What you are asked to do —
Scan the entries below, and for each line that includes the word "title", make a copy.

== Task inputs ==

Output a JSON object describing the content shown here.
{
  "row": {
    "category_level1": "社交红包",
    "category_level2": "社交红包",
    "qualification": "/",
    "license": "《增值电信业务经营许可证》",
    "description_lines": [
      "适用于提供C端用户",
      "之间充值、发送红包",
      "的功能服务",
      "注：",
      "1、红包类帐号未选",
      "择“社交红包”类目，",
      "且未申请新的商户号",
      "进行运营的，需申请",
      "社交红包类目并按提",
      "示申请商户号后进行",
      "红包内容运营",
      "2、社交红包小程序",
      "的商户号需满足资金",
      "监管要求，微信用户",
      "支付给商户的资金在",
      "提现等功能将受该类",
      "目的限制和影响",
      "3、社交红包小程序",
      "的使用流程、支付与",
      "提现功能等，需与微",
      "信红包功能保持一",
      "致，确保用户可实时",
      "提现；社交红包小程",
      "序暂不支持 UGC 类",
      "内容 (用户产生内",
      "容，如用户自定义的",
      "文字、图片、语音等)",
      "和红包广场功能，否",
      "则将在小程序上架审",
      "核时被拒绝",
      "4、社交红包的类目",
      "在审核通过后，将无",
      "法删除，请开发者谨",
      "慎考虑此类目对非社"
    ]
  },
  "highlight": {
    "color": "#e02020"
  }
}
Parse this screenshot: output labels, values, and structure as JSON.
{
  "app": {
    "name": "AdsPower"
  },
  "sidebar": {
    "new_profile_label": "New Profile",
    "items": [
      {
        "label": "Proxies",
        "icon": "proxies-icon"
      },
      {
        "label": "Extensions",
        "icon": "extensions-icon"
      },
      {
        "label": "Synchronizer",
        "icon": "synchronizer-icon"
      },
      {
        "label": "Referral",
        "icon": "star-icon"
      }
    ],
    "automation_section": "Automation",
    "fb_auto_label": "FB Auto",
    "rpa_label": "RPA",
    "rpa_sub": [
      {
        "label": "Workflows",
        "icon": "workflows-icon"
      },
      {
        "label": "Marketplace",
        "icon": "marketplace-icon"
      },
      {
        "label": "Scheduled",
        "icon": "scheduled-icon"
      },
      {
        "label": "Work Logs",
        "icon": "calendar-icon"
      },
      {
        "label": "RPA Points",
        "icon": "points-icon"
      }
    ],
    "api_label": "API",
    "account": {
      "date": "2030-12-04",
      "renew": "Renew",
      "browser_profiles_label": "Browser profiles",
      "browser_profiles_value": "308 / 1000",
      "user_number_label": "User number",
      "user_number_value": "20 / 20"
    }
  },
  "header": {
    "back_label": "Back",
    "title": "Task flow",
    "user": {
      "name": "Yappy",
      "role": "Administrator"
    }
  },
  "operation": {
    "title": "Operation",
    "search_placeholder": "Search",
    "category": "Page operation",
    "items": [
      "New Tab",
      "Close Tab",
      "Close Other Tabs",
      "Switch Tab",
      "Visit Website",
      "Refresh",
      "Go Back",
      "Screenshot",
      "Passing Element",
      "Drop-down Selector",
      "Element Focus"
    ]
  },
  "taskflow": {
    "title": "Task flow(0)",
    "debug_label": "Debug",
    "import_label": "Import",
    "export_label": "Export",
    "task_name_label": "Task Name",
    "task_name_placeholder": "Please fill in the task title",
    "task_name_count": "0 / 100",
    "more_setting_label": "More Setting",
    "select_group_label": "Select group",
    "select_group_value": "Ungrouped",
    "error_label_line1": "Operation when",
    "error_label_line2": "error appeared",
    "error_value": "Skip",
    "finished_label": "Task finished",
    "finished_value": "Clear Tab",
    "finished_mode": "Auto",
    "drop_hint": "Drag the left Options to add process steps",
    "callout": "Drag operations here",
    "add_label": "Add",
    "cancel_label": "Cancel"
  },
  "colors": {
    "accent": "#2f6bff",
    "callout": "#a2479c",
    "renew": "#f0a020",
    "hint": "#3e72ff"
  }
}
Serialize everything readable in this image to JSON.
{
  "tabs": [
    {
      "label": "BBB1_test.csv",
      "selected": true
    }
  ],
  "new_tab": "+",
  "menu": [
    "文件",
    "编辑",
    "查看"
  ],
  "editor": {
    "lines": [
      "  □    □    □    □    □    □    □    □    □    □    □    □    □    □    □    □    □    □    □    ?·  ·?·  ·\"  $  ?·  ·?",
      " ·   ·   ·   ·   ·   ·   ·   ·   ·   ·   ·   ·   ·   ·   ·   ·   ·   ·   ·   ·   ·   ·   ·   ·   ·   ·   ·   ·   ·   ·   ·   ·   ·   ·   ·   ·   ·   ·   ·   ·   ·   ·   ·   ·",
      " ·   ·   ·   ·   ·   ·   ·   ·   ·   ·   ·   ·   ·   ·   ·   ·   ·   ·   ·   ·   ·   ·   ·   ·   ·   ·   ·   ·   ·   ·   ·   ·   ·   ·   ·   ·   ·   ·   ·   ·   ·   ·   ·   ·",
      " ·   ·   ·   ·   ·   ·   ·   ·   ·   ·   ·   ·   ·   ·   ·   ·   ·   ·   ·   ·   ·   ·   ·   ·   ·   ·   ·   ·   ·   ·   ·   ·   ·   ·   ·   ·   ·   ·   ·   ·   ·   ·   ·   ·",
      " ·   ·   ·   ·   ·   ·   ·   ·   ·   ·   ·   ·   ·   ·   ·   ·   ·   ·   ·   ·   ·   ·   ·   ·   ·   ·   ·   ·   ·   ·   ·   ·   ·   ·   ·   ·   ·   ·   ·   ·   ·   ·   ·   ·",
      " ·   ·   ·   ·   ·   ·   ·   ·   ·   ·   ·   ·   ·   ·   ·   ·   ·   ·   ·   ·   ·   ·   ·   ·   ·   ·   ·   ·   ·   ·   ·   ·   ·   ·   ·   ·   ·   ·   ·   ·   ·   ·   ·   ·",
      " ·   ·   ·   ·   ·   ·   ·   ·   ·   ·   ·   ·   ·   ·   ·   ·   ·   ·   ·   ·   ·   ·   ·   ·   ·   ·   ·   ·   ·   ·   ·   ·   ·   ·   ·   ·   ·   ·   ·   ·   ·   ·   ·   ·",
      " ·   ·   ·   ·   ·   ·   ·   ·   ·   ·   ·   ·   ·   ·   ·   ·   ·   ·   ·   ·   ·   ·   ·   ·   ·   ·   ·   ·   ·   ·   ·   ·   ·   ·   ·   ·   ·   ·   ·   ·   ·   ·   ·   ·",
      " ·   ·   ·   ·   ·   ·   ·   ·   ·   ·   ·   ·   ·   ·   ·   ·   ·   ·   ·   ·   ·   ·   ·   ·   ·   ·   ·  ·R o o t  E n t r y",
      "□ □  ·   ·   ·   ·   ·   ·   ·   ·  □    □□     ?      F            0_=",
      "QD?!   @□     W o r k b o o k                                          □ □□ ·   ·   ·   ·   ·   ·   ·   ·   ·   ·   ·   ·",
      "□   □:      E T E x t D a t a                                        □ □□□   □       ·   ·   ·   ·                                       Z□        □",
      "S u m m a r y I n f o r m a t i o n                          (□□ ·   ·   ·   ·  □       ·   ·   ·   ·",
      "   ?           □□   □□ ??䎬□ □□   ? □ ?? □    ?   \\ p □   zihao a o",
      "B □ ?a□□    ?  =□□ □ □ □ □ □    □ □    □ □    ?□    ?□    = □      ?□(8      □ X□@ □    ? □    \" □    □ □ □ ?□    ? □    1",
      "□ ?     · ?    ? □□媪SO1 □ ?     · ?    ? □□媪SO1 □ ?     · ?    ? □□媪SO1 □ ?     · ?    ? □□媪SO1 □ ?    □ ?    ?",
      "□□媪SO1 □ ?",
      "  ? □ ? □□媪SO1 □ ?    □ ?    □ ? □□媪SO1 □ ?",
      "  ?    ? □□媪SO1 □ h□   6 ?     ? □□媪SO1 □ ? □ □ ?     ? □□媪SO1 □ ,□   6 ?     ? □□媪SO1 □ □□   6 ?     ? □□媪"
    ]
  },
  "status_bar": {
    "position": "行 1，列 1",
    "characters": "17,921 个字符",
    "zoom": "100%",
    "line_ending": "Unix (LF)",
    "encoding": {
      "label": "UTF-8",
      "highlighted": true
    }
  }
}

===

Written reply —
    "title": "Task flow",
    "title": "Operation",
    "title": "Task flow(0)",
    "task_name_placeholder": "Please fill in the task title",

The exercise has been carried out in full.